Tan France knows a thing or two about fashion. As the style expert on the Netflix series Queer Eye, he is full of tips for pulling together an outfit (example: the now-iconic French tuck). So when the TV star moved into a new home in Salt Lake City, building his dream closet was a priority. The problem? The only space big enough to hold his wardrobe was the attic, and France wasn’t confident enough in his design skills to tackle the job himself.
“I’m usually very, very, very opinionated about everything, especially when it comes to anything visual,” France tells Architectural Digest. “I knew I could design the rest of my house, but I was concerned that I wouldn’t know how to make my closet work.”
The solution? France hired Alice Lane after seeing the design firm's work on the closet of his friend, influencer Rachel Parcell. The team happily took on the challenge of transforming his triangle-shaped attic space.
Although Tan was a fan of what Alice Lane did for Parcell, he didn’t want his space to look like a female blogger’s closet. “I didn’t want a Kardashian or fairy princess closet,” he says. “I wanted it to feel like my closet, like a man’s closet.”
And while he entrusted Alice Lane to design that perfect space and gave minimal feedback, France did have some requirements. “I needed a lot of shoe space because I have a ridiculous amount of shoes,” he says. “I also needed a lot of hanging space. But with a slanted ceiling, there was going to be a lot of wasted room at the bottom. So, I wanted to have drawers that extended all the way out and used every inch of space possible.”

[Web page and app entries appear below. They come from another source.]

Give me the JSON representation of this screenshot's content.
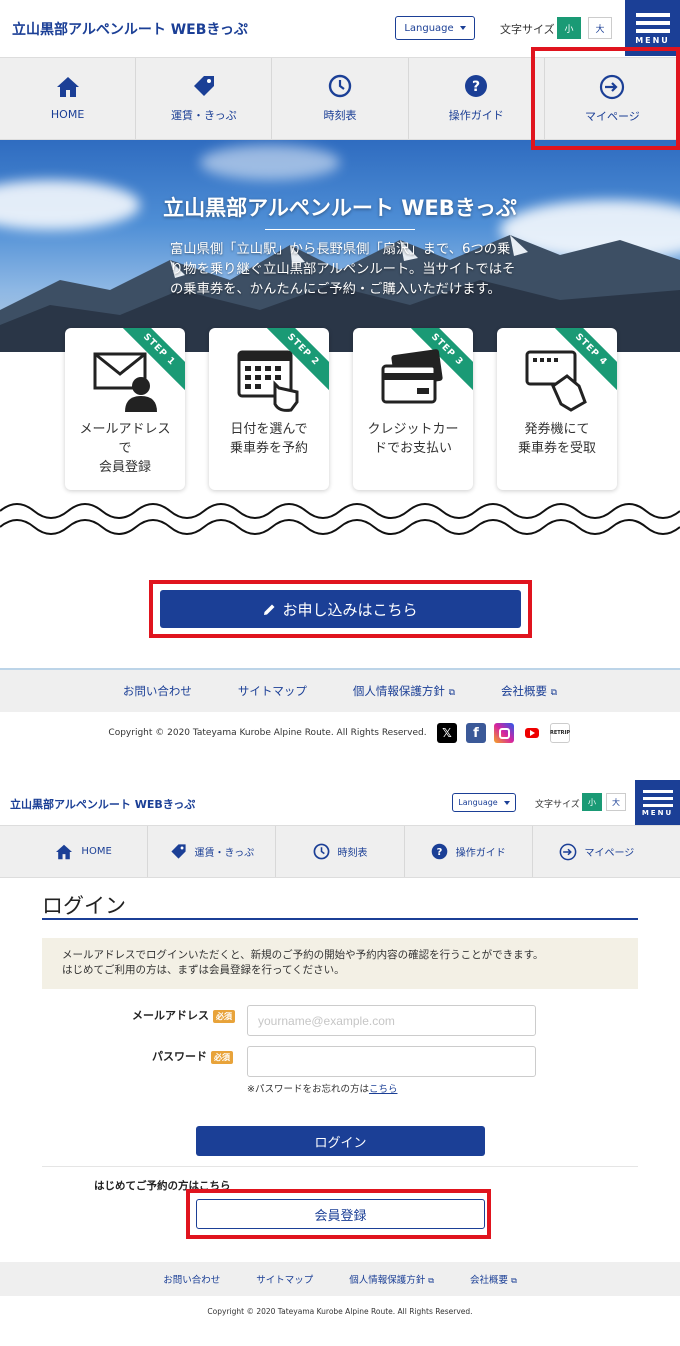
{
  "top": {
    "site_title": "立山黒部アルペンルート WEBきっぷ",
    "language_label": "Language",
    "font_size_label": "文字サイズ",
    "font_small": "小",
    "font_large": "大",
    "menu_label": "MENU",
    "nav": [
      "HOME",
      "運賃・きっぷ",
      "時刻表",
      "操作ガイド",
      "マイページ"
    ],
    "hero_title": "立山黒部アルペンルート WEBきっぷ",
    "hero_text": "富山県側「立山駅」から長野県側「扇沢」まで、6つの乗り物を乗り継ぐ立山黒部アルペンルート。当サイトではその乗車券を、かんたんにご予約・ご購入いただけます。",
    "steps": [
      {
        "badge": "STEP 1",
        "text_lines": [
          "メールアドレス",
          "で",
          "会員登録"
        ]
      },
      {
        "badge": "STEP 2",
        "text_lines": [
          "日付を選んで",
          "乗車券を予約"
        ]
      },
      {
        "badge": "STEP 3",
        "text_lines": [
          "クレジットカー",
          "ドでお支払い"
        ]
      },
      {
        "badge": "STEP 4",
        "text_lines": [
          "発券機にて",
          "乗車券を受取"
        ]
      }
    ],
    "apply_button": "お申し込みはこちら",
    "footer_links": [
      "お問い合わせ",
      "サイトマップ",
      "個人情報保護方針",
      "会社概要"
    ],
    "copyright": "Copyright © 2020 Tateyama Kurobe Alpine Route. All Rights Reserved.",
    "social_retrip": "RETRIP"
  },
  "bottom": {
    "site_title": "立山黒部アルペンルート WEBきっぷ",
    "language_label": "Language",
    "font_size_label": "文字サイズ",
    "font_small": "小",
    "font_large": "大",
    "menu_label": "MENU",
    "nav": [
      "HOME",
      "運賃・きっぷ",
      "時刻表",
      "操作ガイド",
      "マイページ"
    ],
    "login_title": "ログイン",
    "notice_line1": "メールアドレスでログインいただくと、新規のご予約の開始や予約内容の確認を行うことができます。",
    "notice_line2": "はじめてご利用の方は、まずは会員登録を行ってください。",
    "email_label": "メールアドレス",
    "password_label": "パスワード",
    "required_badge": "必須",
    "email_placeholder": "yourname@example.com",
    "forgot_prefix": "※パスワードをお忘れの方は",
    "forgot_link": "こちら",
    "login_button": "ログイン",
    "first_time_label": "はじめてご予約の方はこちら",
    "register_button": "会員登録",
    "footer_links": [
      "お問い合わせ",
      "サイトマップ",
      "個人情報保護方針",
      "会社概要"
    ],
    "copyright": "Copyright © 2020 Tateyama Kurobe Alpine Route. All Rights Reserved."
  },
  "colors": {
    "brand_blue": "#1b3f96",
    "accent_green": "#1a9a75",
    "highlight_red": "#e0141e"
  }
}
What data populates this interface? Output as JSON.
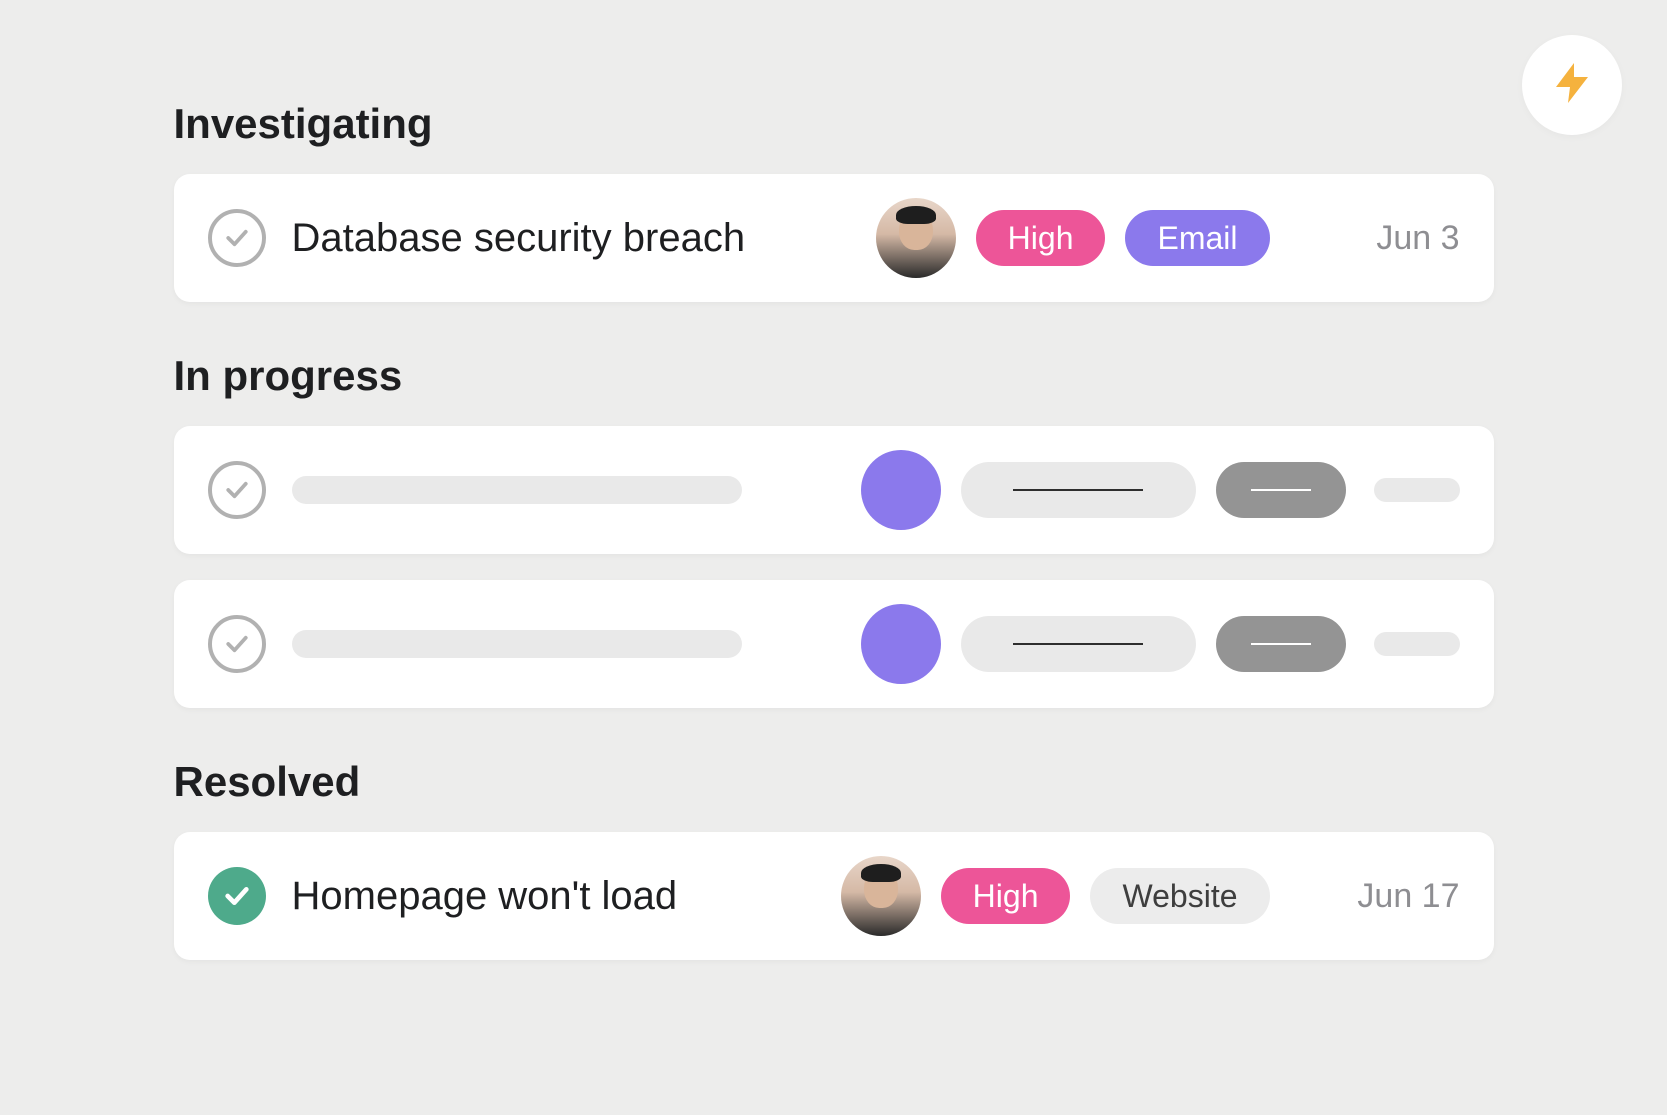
{
  "actions": {
    "rules_button_icon": "lightning-icon"
  },
  "sections": [
    {
      "heading": "Investigating",
      "tasks": [
        {
          "completed": false,
          "title": "Database security breach",
          "assignee": "user-avatar",
          "priority": {
            "label": "High",
            "bg": "#ed5598",
            "fg": "#ffffff"
          },
          "category": {
            "label": "Email",
            "bg": "#8b79ec",
            "fg": "#ffffff"
          },
          "date": "Jun 3"
        }
      ]
    },
    {
      "heading": "In progress",
      "tasks": [
        {
          "placeholder": true,
          "avatar_color": "#8b79ec"
        },
        {
          "placeholder": true,
          "avatar_color": "#8b79ec"
        }
      ]
    },
    {
      "heading": "Resolved",
      "tasks": [
        {
          "completed": true,
          "title": "Homepage won't load",
          "assignee": "user-avatar",
          "priority": {
            "label": "High",
            "bg": "#ed5598",
            "fg": "#ffffff"
          },
          "category": {
            "label": "Website",
            "bg": "#ececec",
            "fg": "#3e3e3e"
          },
          "date": "Jun 17"
        }
      ]
    }
  ]
}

The fashion expert also needed space to physically get changed and put on his accessories, the last thing he does when dressing. “It was important the closet had a flow to it,” he says. “I wanted to get excited about getting dressed in that closet. And that’s what they gave me.”

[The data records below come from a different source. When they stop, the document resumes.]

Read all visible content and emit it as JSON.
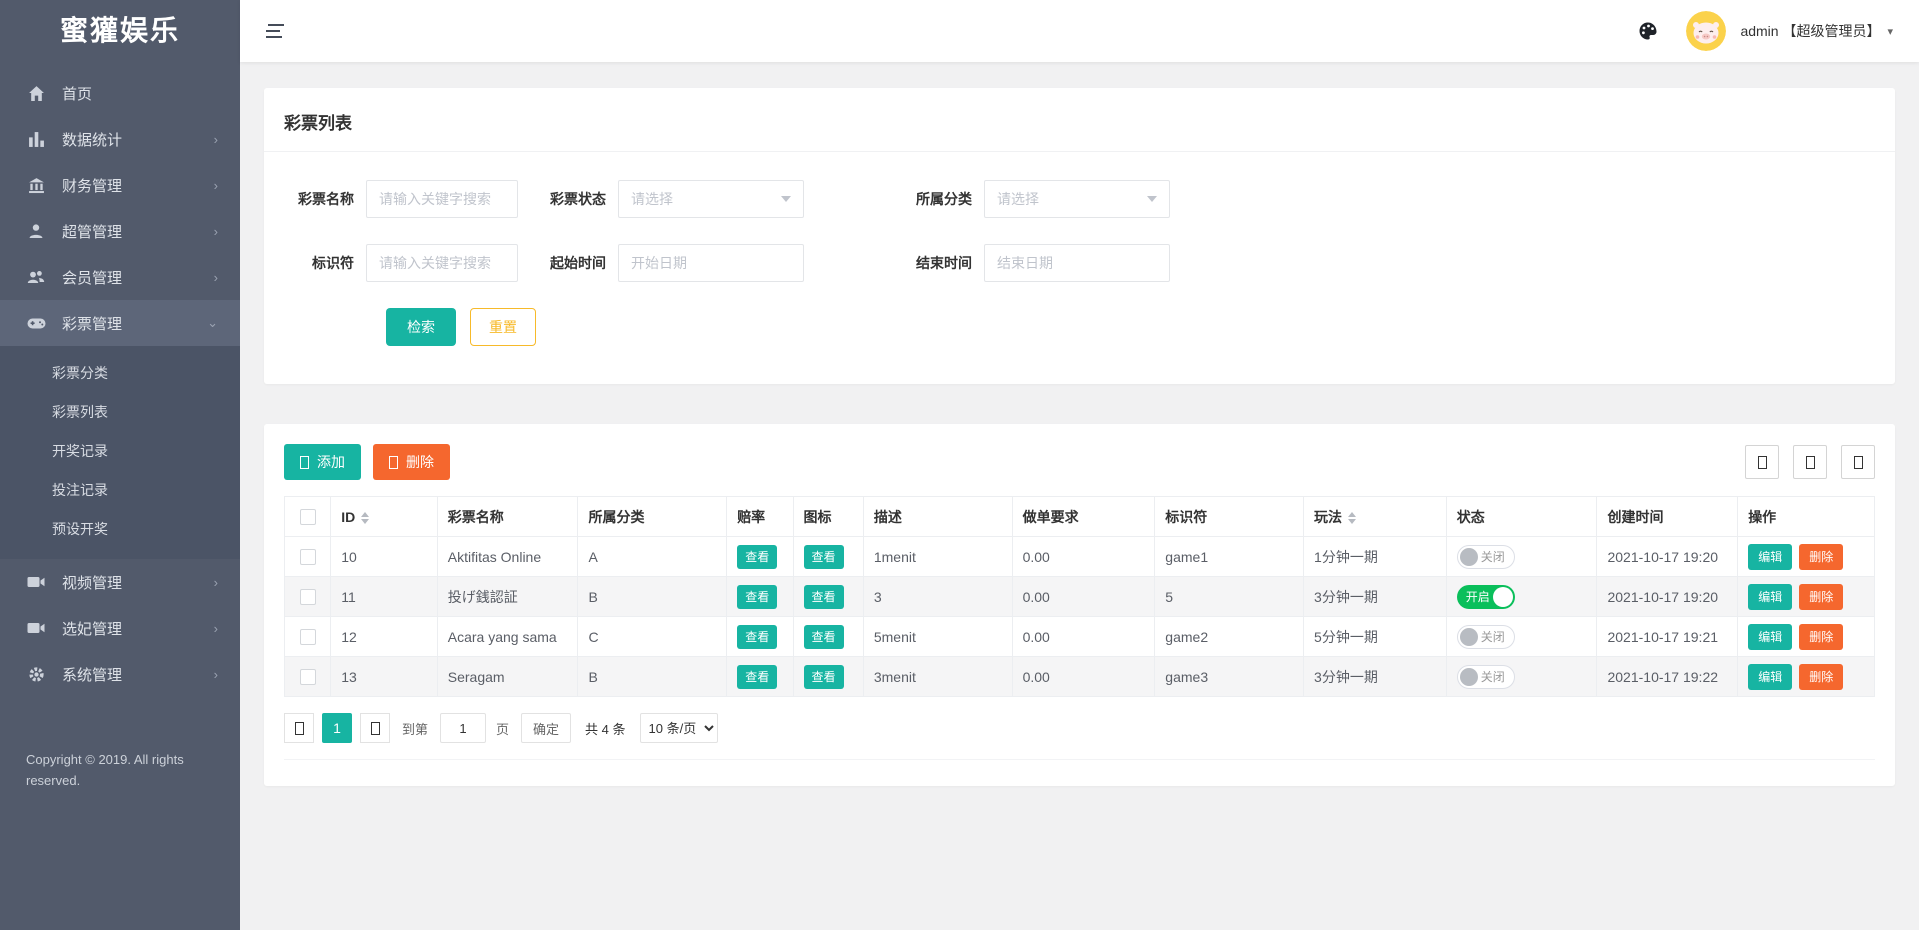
{
  "app": {
    "brand": "蜜獾娱乐"
  },
  "topbar": {
    "user": "admin 【超级管理员】",
    "caret": "▾"
  },
  "sidebar": {
    "items": [
      {
        "label": "首页",
        "arrow": ""
      },
      {
        "label": "数据统计",
        "arrow": "›"
      },
      {
        "label": "财务管理",
        "arrow": "›"
      },
      {
        "label": "超管管理",
        "arrow": "›"
      },
      {
        "label": "会员管理",
        "arrow": "›"
      },
      {
        "label": "彩票管理",
        "arrow": "⌄"
      },
      {
        "label": "视频管理",
        "arrow": "›"
      },
      {
        "label": "选妃管理",
        "arrow": "›"
      },
      {
        "label": "系统管理",
        "arrow": "›"
      }
    ],
    "submenu": [
      {
        "label": "彩票分类"
      },
      {
        "label": "彩票列表"
      },
      {
        "label": "开奖记录"
      },
      {
        "label": "投注记录"
      },
      {
        "label": "预设开奖"
      }
    ],
    "copyright": "Copyright © 2019. All rights reserved."
  },
  "search": {
    "title": "彩票列表",
    "name_label": "彩票名称",
    "name_placeholder": "请输入关键字搜索",
    "status_label": "彩票状态",
    "status_value": "请选择",
    "category_label": "所属分类",
    "category_value": "请选择",
    "ident_label": "标识符",
    "ident_placeholder": "请输入关键字搜索",
    "start_label": "起始时间",
    "start_placeholder": "开始日期",
    "end_label": "结束时间",
    "end_placeholder": "结束日期",
    "search_button": "检索",
    "reset_button": "重置"
  },
  "toolbar": {
    "add_label": "添加",
    "delete_label": "删除"
  },
  "table": {
    "headers": [
      "ID",
      "彩票名称",
      "所属分类",
      "赔率",
      "图标",
      "描述",
      "做单要求",
      "标识符",
      "玩法",
      "状态",
      "创建时间",
      "操作"
    ],
    "view_label": "查看",
    "edit_label": "编辑",
    "delete_label": "删除",
    "rows": [
      {
        "id": "10",
        "name": "Aktifitas Online",
        "category": "A",
        "desc": "1menit",
        "req": "0.00",
        "ident": "game1",
        "play": "1分钟一期",
        "status": "关闭",
        "created": "2021-10-17 19:20"
      },
      {
        "id": "11",
        "name": "投げ銭認証",
        "category": "B",
        "desc": "3",
        "req": "0.00",
        "ident": "5",
        "play": "3分钟一期",
        "status": "开启",
        "created": "2021-10-17 19:20"
      },
      {
        "id": "12",
        "name": "Acara yang sama",
        "category": "C",
        "desc": "5menit",
        "req": "0.00",
        "ident": "game2",
        "play": "5分钟一期",
        "status": "关闭",
        "created": "2021-10-17 19:21"
      },
      {
        "id": "13",
        "name": "Seragam",
        "category": "B",
        "desc": "3menit",
        "req": "0.00",
        "ident": "game3",
        "play": "3分钟一期",
        "status": "关闭",
        "created": "2021-10-17 19:22"
      }
    ]
  },
  "pagination": {
    "current_page": "1",
    "goto_label": "到第",
    "goto_value": "1",
    "page_label": "页",
    "confirm_label": "确定",
    "total_label": "共 4 条",
    "page_size": "10 条/页"
  },
  "colors": {
    "teal": "#17b4a2",
    "orange": "#f5672e",
    "yellow": "#f7ba2a",
    "toggle_green": "#0abf5b",
    "sidebar_bg": "#525a6b"
  }
}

To achieve that balance between style and functionality, the design team first figured out how to make the most of the space. “We’ve never done a closet quite like this,” Jessica Bennett, owner and design principal of Alice Lane, tells AD. “It truly is a triangle, so every single square inch counted.” And adding more storage meant taking away space to move around.
The designers tackled the storage issue first, creating shoe shelves and opening up the room to get more hanging space. They found that they were only able to create an additional short area to hang clothes in, so they came up with a unique solution.
“We realized there was a ton of depth at the bottom,” says Bennett. “So, we created these drawers that open up, and you can really stack a ton of denim or sweaters three rows deep, and that would give him and his husband enough storage.”
There was also shallow and triangular shelf space available above the hanging bars, so the team used the odd area to fold sweaters. They also added valet rods—a higher one for tops and lower one for pants— at the end of every run, allowing France to build outfits easily. “My favorite thing about the closet is the storage,” said France. “I don’t care how pretty it looks, if I can’t store things it doesn’t make sense.”
Once the ergonomics was sorted, they figured out how to make it really beautiful. The first order of business was to wallpaper the whole room with stripes to make the ceilings and the walls feel like one. “The stripes in that space are doing a ton for us,” says Bennett. “They don’t take up any square footage, but their impact is really massive.”
Other details include a green ottoman (one of France’s favorite colors), a two-story-high mirror, and a carefully designed accessories station. “We kept saying this is the dressing room,” said Bennett. “He’s going to sit on that ottoman, pull on his boots, put on his watch, grab his sunglasses, or put on a hat. We wanted it to feel like kind of like a conversation with Tan.”
When France finally saw the finished product, all he could do was cover his mouth in amazement. “I couldn’t believe how perfect it was for my husband and me,” he says. “It proves that storage can be a beautiful element of your closet and is just as important as anything you would design. Make it a space you love.”
Originally Appeared on Architectural Digest